Assigned task. Print the data exactly as written, line for line, and leave its pictures behind.

Element data from apps and pages.
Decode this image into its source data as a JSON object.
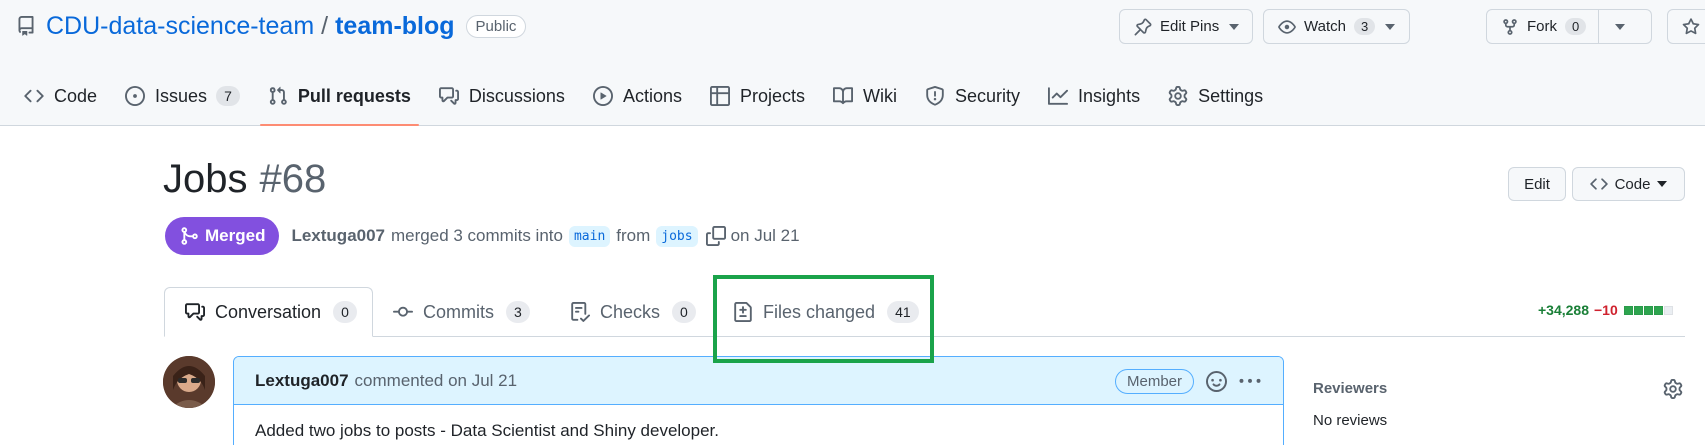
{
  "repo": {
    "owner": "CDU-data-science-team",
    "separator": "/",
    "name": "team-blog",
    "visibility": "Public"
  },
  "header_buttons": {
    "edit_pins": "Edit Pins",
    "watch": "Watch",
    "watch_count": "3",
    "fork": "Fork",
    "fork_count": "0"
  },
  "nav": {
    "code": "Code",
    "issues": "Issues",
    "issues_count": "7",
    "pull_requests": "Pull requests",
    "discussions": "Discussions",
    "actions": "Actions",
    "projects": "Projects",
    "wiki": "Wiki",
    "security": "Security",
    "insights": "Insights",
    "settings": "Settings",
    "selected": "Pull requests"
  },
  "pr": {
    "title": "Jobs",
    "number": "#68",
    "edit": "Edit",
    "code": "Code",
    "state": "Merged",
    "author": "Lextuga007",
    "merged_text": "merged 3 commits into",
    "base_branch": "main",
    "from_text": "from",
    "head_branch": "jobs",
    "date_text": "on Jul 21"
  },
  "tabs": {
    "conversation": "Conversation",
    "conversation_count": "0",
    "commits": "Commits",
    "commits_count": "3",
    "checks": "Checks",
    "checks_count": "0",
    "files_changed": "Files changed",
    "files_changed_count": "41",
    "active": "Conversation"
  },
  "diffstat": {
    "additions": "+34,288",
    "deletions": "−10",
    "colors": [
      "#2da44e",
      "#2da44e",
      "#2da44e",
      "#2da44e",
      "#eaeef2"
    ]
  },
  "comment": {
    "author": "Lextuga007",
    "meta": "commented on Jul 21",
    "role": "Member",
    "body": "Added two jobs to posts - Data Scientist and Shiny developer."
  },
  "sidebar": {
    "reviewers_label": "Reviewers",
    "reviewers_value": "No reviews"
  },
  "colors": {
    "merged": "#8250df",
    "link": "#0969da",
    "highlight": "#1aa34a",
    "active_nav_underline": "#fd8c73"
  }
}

Solution to this task.
Decode this image into its source data as a JSON object.
{
  "repo": {
    "owner": "CDU-data-science-team",
    "separator": "/",
    "name": "team-blog",
    "visibility": "Public"
  },
  "header_buttons": {
    "edit_pins": "Edit Pins",
    "watch": "Watch",
    "watch_count": "3",
    "fork": "Fork",
    "fork_count": "0"
  },
  "nav": {
    "code": "Code",
    "issues": "Issues",
    "issues_count": "7",
    "pull_requests": "Pull requests",
    "discussions": "Discussions",
    "actions": "Actions",
    "projects": "Projects",
    "wiki": "Wiki",
    "security": "Security",
    "insights": "Insights",
    "settings": "Settings",
    "selected": "Pull requests"
  },
  "pr": {
    "title": "Jobs",
    "number": "#68",
    "edit": "Edit",
    "code": "Code",
    "state": "Merged",
    "author": "Lextuga007",
    "merged_text": "merged 3 commits into",
    "base_branch": "main",
    "from_text": "from",
    "head_branch": "jobs",
    "date_text": "on Jul 21"
  },
  "tabs": {
    "conversation": "Conversation",
    "conversation_count": "0",
    "commits": "Commits",
    "commits_count": "3",
    "checks": "Checks",
    "checks_count": "0",
    "files_changed": "Files changed",
    "files_changed_count": "41",
    "active": "Conversation"
  },
  "diffstat": {
    "additions": "+34,288",
    "deletions": "−10",
    "colors": [
      "#2da44e",
      "#2da44e",
      "#2da44e",
      "#2da44e",
      "#eaeef2"
    ]
  },
  "comment": {
    "author": "Lextuga007",
    "meta": "commented on Jul 21",
    "role": "Member",
    "body": "Added two jobs to posts - Data Scientist and Shiny developer."
  },
  "sidebar": {
    "reviewers_label": "Reviewers",
    "reviewers_value": "No reviews"
  },
  "colors": {
    "merged": "#8250df",
    "link": "#0969da",
    "highlight": "#1aa34a",
    "active_nav_underline": "#fd8c73"
  }
}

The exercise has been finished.